Mali. The year was marked by continued civil war. The
Islamist rebels who took control of the country's north went
on the offensive south at the beginning of the year, and
there were concerns that the army would not be able to
defend the capital Bamako. The Mali government had appealed
to France for help, and in January the former colonial power
sent fighter jets and about 4,000 soldiers to Mali. Several
western countries also contributed transport plans.
Countryaah, Mali had also asked for help from the UN, and the French
intervention was subsequently supported by the UN Security
Council. With aerial bombings against the rebel strongholds,

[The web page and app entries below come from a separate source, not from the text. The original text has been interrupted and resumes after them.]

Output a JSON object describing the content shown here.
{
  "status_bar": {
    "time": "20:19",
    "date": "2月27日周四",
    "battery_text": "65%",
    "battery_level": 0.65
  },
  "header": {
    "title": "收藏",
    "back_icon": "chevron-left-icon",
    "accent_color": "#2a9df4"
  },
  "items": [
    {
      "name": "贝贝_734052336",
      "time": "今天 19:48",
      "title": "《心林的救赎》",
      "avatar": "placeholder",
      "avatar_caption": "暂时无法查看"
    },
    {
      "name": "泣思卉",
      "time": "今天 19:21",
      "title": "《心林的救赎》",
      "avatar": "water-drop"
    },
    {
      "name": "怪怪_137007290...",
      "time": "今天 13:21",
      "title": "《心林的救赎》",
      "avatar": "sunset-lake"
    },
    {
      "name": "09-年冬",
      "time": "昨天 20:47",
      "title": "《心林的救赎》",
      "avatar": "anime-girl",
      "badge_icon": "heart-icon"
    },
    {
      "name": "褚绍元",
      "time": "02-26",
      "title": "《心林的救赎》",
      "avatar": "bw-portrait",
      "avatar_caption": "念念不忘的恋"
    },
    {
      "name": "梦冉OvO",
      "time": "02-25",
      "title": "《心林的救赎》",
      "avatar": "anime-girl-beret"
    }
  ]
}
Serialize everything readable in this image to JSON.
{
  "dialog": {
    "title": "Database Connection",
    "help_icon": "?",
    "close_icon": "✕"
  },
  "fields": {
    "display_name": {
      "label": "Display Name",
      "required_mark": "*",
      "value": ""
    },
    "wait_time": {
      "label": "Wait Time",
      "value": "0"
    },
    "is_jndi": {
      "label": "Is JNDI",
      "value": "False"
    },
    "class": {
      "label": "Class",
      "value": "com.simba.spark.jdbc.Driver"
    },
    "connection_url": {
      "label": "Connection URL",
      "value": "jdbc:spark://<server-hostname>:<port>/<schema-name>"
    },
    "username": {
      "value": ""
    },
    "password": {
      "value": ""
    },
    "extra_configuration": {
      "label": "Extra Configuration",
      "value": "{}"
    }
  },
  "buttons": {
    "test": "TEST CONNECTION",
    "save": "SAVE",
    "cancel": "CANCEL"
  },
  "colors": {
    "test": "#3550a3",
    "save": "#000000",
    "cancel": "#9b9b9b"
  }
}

the French drove the rebels north, and with tanks and French
and Malian ground troops soon took control of the historic
desert town of Timbuktu with several cities. French
President Franšois Hollande visited Mali in February, saying
that the French military would remain there until the
government gained control of the entire country.
Hundreds of deaths and injuries were reported from the
fighting, even civilians became victims. However, the
success of the French and Malian military meant that the
government dared to announce presidential elections until
July, elections that would have been held the year before
but had to be postponed because of the fighting.
The regional cooperative organization ECOWAS sent about
6,000 soldiers from West African countries to fight the
rebels. The ECOWAS force became part of the peacekeeping
force decided by the UN in April, under the name MINUSMA. It
would consist of up to 11,000 soldiers and 1,400 police
officers. have the task of protecting the civilian
Nearly half a million people were estimated to have fled
their homes away from the fighting, some to neighboring
countries but most within Mali. Two-thirds of schools in the
north were destroyed or had to be closed and hundreds of
thousands of children lacked education. An international
donor conference in May promised over $ 4 billion for
reconstruction in Mali.
The rebel side had been divided with the Tuareg rebels,
the MNLA (National Movement for the Liberation of Azawad),
against the Islamic Tuareg militia Ansar al-Din and Aqim
(al-Qaeda in the Islamic Maghreb). In June, the MNLA signed
a ceasefire agreement with the government, and the
government army could take control of the city of Kidal
before the election. Despite the outbreak of violence,
incomplete electoral preparations and drop-outs among the
candidates, the presidential election was conducted in July
under relatively calm.
In the first round, former Prime Minister Ibrahim
Boubacar Ke´ta received the most votes, followed by former
Finance Minister Souma´la CissÚ. In a second round between
them in August, Ke´ta clearly won by 77.6% of the votes
against 22.4% for CissÚ. Less than half of the eligible
voters took part in the election.
The new president took office in September and then
appointed an economist to lead the new government, Oumar
Tatam Ly. He was educated in France and had been head of the
West African Central Bank. A former rebel leader, Zahibi
Ould Sidi Mohamed, was appointed Foreign Minister, and the
government was given a Ministry of National Reconciliation
and Development in Northern Mali.
However, the road to calm in the north looked long. The
talks with the MNLA shattered, the military and rebels ended
up in fighting, and suicide bombings with death victims were
carried out. To stop the Islamists, the French and Malian
military joined forces with the UN forces in October. At
that time, the UN force consisted of about 6,000 men, and
France had about 3,000 soldiers in Mali.
The rebel militia MNLA broke its ceasefire at the end of
the year, but the planned parliamentary elections could
still be conducted in two rounds in November and December.
However, turnout was low, just under 38%. President Ke´ta's
party Collection for Mali was clearly the largest, with 61
of the 147 mandates at stake. Along with allied parties, the
president's bloc received a majority of 115 seats.